Professor Norton ran experiments where one group of people were asked to spend a specific amount of money (either $5 or $20) on themselves. Another group spent the same amount of money on others. At the end of the day, they were asked to assess their happiness levels. Those who spent the money on others were happier. Whether it was $5 (even just buying a cup of coffee for someone else) or $20, the amount did not matter. To negate the criticism that it is easier to be happy spending money on someone else when you are not poor, he ran the same experiment in Uganda, one of the poorest countries in the world. Even when people were struggling for basic needs, the study once again proved that spending on others made people happier than spending on one’s self.
At a basic level, Professor Norton’s message is a reminder that the constant pursuit of acquiring more wealth – while not bad – can and perhaps should be offset by a generosity many of us, myself included, may not think about on a regular basis. I give money to charity, and I make it a habit to give money to people I see on the street, but we owe it to ourselves and society to ask, is this enough? And are our goals, as they relate to wealth, driven by the right motivations? How can we take this pursuit and shift how we look at the goal of greater net worth?
How I Am Implementing My 2014’s Happiness Learnings
In an attempt to apply, Professor Norton’s studies last year I did my own “give money away” happiness experiments. I sponsored a full $10,000 Student’s on Ice Arctic Expedition as well as a surprise iPad Christmas gift to a mother who worked in McDonalds (for details see 2014 Using Money to Buy Happiness). As I reflected on the two acts – without a doubt the iPad drop off gave me a much better feeling. Last year when I wrote this asked the following questions: “What if, instead, employees were allowed to choose their own organization and direct a piece of those funds to an organization that mattered to them? How would that impact employees?”.

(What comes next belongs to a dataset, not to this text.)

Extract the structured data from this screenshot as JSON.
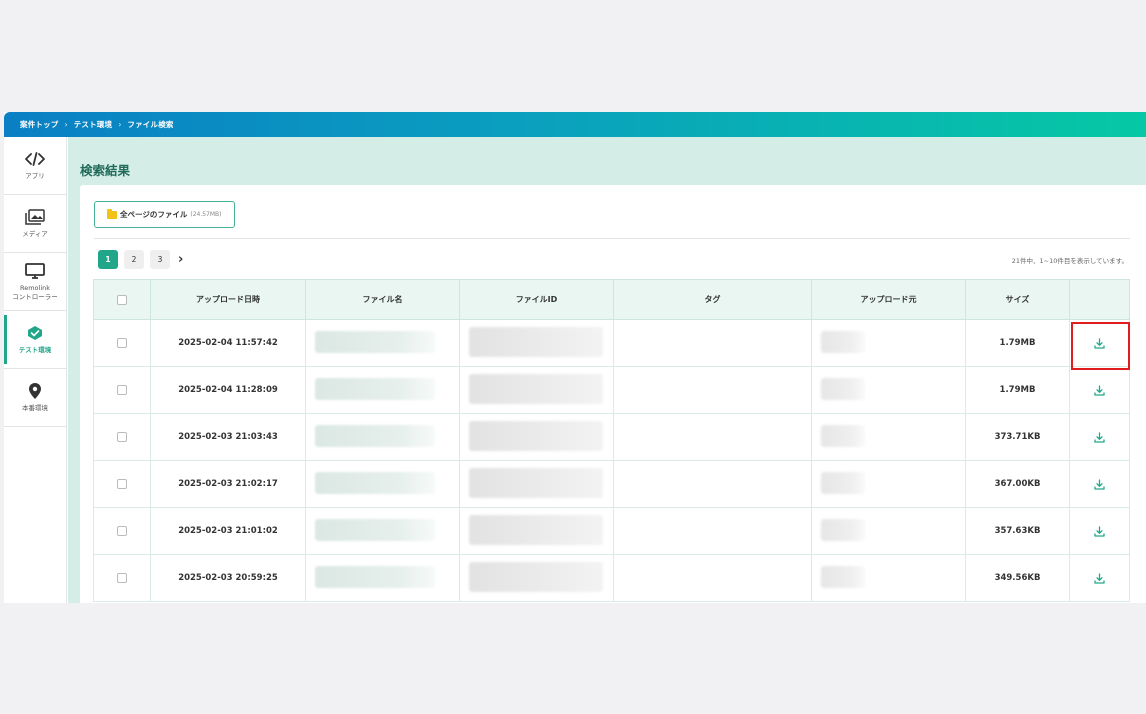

So for this Holiday Season – that is exactly what I will be doing! As of today I proudly announce – “The 2015 Calum Ross Team – Five Gifts of Happiness and Hope”. This year my four key team members (Andrew, Kellie, Sean, Valentina) and two daughters Abigail and Alexis (one vote together) will each be granting one family in need a $1,000 Happy Holidays cheque on behalf of Calum Ross Mortgage.
So this is where I need your help – we want you to help find the family! The contest rules are outlined below:
To be eligible for one of five holiday gifts the family must meet all of the following criteria:
– They must live within a 50 km radius of my office (check google maps if you are unsure).
– They must be able to provide evidence of financial need. This means that they must show proof that their household income is less than $26,000 per year.
– They must submit a complete Gift of Happiness and Hope Candidate Application form no later than December 13th, 2015 at 5 pm EST to firstname.lastname@example.org.
– They must prove that they are making a meaningful positive difference in the pursuit of being good parents and being a positive influence on the community around them.
Finally – it goes without saying that I owe much of my success to the unbelievably supportive and influential client base, my many mentors, and the countless contacts who have been incredibly supportive of my vision to drive positive change in the mortgage and personal finance industry. Without your support – I would not be where I am today!
THANK YOU – THANK YOU – THANK YOU – THANK YOU … MANY, MANY MORE TIMES!